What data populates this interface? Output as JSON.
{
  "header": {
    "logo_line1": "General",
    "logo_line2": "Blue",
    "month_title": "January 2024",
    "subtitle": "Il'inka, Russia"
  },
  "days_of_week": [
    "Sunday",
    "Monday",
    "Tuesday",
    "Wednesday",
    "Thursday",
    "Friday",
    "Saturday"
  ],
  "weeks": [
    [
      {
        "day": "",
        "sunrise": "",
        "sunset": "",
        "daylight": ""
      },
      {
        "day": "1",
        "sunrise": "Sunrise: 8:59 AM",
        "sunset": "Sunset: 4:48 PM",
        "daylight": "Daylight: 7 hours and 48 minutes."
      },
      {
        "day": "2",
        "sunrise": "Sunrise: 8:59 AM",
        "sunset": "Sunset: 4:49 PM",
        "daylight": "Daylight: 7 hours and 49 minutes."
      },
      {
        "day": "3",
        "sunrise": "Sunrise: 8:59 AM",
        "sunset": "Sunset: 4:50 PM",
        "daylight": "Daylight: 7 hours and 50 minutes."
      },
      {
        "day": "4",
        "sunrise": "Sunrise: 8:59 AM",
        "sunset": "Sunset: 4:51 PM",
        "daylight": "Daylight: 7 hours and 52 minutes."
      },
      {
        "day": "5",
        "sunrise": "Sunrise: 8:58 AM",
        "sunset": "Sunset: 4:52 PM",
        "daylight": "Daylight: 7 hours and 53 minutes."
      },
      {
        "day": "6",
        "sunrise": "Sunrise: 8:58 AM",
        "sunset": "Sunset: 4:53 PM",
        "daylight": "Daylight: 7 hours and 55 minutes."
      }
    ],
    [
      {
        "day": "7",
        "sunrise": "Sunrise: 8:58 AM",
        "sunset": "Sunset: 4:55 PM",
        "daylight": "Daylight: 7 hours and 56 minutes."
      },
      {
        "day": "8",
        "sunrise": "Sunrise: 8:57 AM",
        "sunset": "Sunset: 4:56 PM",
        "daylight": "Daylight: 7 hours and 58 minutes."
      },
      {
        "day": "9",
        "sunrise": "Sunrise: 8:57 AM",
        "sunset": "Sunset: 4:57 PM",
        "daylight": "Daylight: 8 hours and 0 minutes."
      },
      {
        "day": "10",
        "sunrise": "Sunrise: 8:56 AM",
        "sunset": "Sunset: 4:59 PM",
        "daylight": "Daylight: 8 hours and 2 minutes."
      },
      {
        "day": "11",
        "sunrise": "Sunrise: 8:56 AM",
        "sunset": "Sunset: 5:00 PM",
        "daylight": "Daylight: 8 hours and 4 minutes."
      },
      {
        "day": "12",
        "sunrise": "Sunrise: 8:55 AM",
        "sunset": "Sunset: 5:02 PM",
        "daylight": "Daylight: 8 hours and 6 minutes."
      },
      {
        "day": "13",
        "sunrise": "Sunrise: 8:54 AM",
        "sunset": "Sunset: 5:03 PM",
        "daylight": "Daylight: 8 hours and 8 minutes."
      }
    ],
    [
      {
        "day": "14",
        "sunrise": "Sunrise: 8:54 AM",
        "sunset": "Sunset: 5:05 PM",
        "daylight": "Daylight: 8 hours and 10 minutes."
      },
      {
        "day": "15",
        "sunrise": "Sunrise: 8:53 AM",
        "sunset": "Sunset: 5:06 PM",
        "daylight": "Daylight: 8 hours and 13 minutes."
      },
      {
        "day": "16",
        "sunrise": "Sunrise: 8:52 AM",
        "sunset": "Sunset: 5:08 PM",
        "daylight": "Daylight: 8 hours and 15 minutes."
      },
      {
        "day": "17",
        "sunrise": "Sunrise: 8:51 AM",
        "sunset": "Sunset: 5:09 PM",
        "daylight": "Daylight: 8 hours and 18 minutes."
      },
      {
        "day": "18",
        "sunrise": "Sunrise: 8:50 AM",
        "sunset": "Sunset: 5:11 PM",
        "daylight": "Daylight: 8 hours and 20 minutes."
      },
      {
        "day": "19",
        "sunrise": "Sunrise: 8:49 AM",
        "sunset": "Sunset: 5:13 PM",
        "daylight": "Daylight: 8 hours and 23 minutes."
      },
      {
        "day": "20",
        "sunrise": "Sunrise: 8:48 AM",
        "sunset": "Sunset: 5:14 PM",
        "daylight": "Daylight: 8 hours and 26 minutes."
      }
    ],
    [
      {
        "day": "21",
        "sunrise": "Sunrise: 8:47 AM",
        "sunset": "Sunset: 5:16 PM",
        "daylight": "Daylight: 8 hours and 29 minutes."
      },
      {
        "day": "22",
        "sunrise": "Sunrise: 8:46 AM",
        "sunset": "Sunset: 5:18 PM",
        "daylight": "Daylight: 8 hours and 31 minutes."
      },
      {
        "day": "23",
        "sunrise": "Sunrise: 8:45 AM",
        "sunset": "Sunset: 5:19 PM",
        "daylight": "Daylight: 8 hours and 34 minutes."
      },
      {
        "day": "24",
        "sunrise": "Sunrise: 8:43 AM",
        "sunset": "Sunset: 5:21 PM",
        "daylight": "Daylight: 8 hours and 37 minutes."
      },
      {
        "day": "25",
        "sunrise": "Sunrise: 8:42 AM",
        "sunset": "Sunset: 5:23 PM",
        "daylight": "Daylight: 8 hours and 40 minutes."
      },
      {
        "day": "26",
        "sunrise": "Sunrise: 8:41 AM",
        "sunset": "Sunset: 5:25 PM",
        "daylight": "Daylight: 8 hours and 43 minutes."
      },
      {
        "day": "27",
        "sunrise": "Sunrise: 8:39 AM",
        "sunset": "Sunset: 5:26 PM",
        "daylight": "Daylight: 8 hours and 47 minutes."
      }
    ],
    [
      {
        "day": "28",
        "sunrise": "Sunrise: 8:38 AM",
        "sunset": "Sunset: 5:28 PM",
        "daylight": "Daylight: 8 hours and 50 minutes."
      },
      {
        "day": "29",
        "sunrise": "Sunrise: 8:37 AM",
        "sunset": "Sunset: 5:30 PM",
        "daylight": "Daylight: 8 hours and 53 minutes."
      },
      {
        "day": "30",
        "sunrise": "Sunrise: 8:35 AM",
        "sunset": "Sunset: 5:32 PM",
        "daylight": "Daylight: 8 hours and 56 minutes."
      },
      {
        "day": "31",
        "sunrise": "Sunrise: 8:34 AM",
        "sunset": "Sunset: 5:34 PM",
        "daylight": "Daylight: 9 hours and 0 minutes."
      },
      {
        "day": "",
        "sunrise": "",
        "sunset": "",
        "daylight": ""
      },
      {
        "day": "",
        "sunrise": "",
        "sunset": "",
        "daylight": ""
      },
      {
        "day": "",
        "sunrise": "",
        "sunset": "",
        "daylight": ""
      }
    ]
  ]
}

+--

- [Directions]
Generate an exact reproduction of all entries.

- [Response to the exercise]
What data populates this interface? Output as JSON.
{
  "header": {
    "logo_line1": "General",
    "logo_line2": "Blue",
    "month_title": "January 2024",
    "subtitle": "Il'inka, Russia"
  },
  "days_of_week": [
    "Sunday",
    "Monday",
    "Tuesday",
    "Wednesday",
    "Thursday",
    "Friday",
    "Saturday"
  ],
  "weeks": [
    [
      {
        "day": "",
        "sunrise": "",
        "sunset": "",
        "daylight": ""
      },
      {
        "day": "1",
        "sunrise": "Sunrise: 8:59 AM",
        "sunset": "Sunset: 4:48 PM",
        "daylight": "Daylight: 7 hours and 48 minutes."
      },
      {
        "day": "2",
        "sunrise": "Sunrise: 8:59 AM",
        "sunset": "Sunset: 4:49 PM",
        "daylight": "Daylight: 7 hours and 49 minutes."
      },
      {
        "day": "3",
        "sunrise": "Sunrise: 8:59 AM",
        "sunset": "Sunset: 4:50 PM",
        "daylight": "Daylight: 7 hours and 50 minutes."
      },
      {
        "day": "4",
        "sunrise": "Sunrise: 8:59 AM",
        "sunset": "Sunset: 4:51 PM",
        "daylight": "Daylight: 7 hours and 52 minutes."
      },
      {
        "day": "5",
        "sunrise": "Sunrise: 8:58 AM",
        "sunset": "Sunset: 4:52 PM",
        "daylight": "Daylight: 7 hours and 53 minutes."
      },
      {
        "day": "6",
        "sunrise": "Sunrise: 8:58 AM",
        "sunset": "Sunset: 4:53 PM",
        "daylight": "Daylight: 7 hours and 55 minutes."
      }
    ],
    [
      {
        "day": "7",
        "sunrise": "Sunrise: 8:58 AM",
        "sunset": "Sunset: 4:55 PM",
        "daylight": "Daylight: 7 hours and 56 minutes."
      },
      {
        "day": "8",
        "sunrise": "Sunrise: 8:57 AM",
        "sunset": "Sunset: 4:56 PM",
        "daylight": "Daylight: 7 hours and 58 minutes."
      },
      {
        "day": "9",
        "sunrise": "Sunrise: 8:57 AM",
        "sunset": "Sunset: 4:57 PM",
        "daylight": "Daylight: 8 hours and 0 minutes."
      },
      {
        "day": "10",
        "sunrise": "Sunrise: 8:56 AM",
        "sunset": "Sunset: 4:59 PM",
        "daylight": "Daylight: 8 hours and 2 minutes."
      },
      {
        "day": "11",
        "sunrise": "Sunrise: 8:56 AM",
        "sunset": "Sunset: 5:00 PM",
        "daylight": "Daylight: 8 hours and 4 minutes."
      },
      {
        "day": "12",
        "sunrise": "Sunrise: 8:55 AM",
        "sunset": "Sunset: 5:02 PM",
        "daylight": "Daylight: 8 hours and 6 minutes."
      },
      {
        "day": "13",
        "sunrise": "Sunrise: 8:54 AM",
        "sunset": "Sunset: 5:03 PM",
        "daylight": "Daylight: 8 hours and 8 minutes."
      }
    ],
    [
      {
        "day": "14",
        "sunrise": "Sunrise: 8:54 AM",
        "sunset": "Sunset: 5:05 PM",
        "daylight": "Daylight: 8 hours and 10 minutes."
      },
      {
        "day": "15",
        "sunrise": "Sunrise: 8:53 AM",
        "sunset": "Sunset: 5:06 PM",
        "daylight": "Daylight: 8 hours and 13 minutes."
      },
      {
        "day": "16",
        "sunrise": "Sunrise: 8:52 AM",
        "sunset": "Sunset: 5:08 PM",
        "daylight": "Daylight: 8 hours and 15 minutes."
      },
      {
        "day": "17",
        "sunrise": "Sunrise: 8:51 AM",
        "sunset": "Sunset: 5:09 PM",
        "daylight": "Daylight: 8 hours and 18 minutes."
      },
      {
        "day": "18",
        "sunrise": "Sunrise: 8:50 AM",
        "sunset": "Sunset: 5:11 PM",
        "daylight": "Daylight: 8 hours and 20 minutes."
      },
      {
        "day": "19",
        "sunrise": "Sunrise: 8:49 AM",
        "sunset": "Sunset: 5:13 PM",
        "daylight": "Daylight: 8 hours and 23 minutes."
      },
      {
        "day": "20",
        "sunrise": "Sunrise: 8:48 AM",
        "sunset": "Sunset: 5:14 PM",
        "daylight": "Daylight: 8 hours and 26 minutes."
      }
    ],
    [
      {
        "day": "21",
        "sunrise": "Sunrise: 8:47 AM",
        "sunset": "Sunset: 5:16 PM",
        "daylight": "Daylight: 8 hours and 29 minutes."
      },
      {
        "day": "22",
        "sunrise": "Sunrise: 8:46 AM",
        "sunset": "Sunset: 5:18 PM",
        "daylight": "Daylight: 8 hours and 31 minutes."
      },
      {
        "day": "23",
        "sunrise": "Sunrise: 8:45 AM",
        "sunset": "Sunset: 5:19 PM",
        "daylight": "Daylight: 8 hours and 34 minutes."
      },
      {
        "day": "24",
        "sunrise": "Sunrise: 8:43 AM",
        "sunset": "Sunset: 5:21 PM",
        "daylight": "Daylight: 8 hours and 37 minutes."
      },
      {
        "day": "25",
        "sunrise": "Sunrise: 8:42 AM",
        "sunset": "Sunset: 5:23 PM",
        "daylight": "Daylight: 8 hours and 40 minutes."
      },
      {
        "day": "26",
        "sunrise": "Sunrise: 8:41 AM",
        "sunset": "Sunset: 5:25 PM",
        "daylight": "Daylight: 8 hours and 43 minutes."
      },
      {
        "day": "27",
        "sunrise": "Sunrise: 8:39 AM",
        "sunset": "Sunset: 5:26 PM",
        "daylight": "Daylight: 8 hours and 47 minutes."
      }
    ],
    [
      {
        "day": "28",
        "sunrise": "Sunrise: 8:38 AM",
        "sunset": "Sunset: 5:28 PM",
        "daylight": "Daylight: 8 hours and 50 minutes."
      },
      {
        "day": "29",
        "sunrise": "Sunrise: 8:37 AM",
        "sunset": "Sunset: 5:30 PM",
        "daylight": "Daylight: 8 hours and 53 minutes."
      },
      {
        "day": "30",
        "sunrise": "Sunrise: 8:35 AM",
        "sunset": "Sunset: 5:32 PM",
        "daylight": "Daylight: 8 hours and 56 minutes."
      },
      {
        "day": "31",
        "sunrise": "Sunrise: 8:34 AM",
        "sunset": "Sunset: 5:34 PM",
        "daylight": "Daylight: 9 hours and 0 minutes."
      },
      {
        "day": "",
        "sunrise": "",
        "sunset": "",
        "daylight": ""
      },
      {
        "day": "",
        "sunrise": "",
        "sunset": "",
        "daylight": ""
      },
      {
        "day": "",
        "sunrise": "",
        "sunset": "",
        "daylight": ""
      }
    ]
  ]
}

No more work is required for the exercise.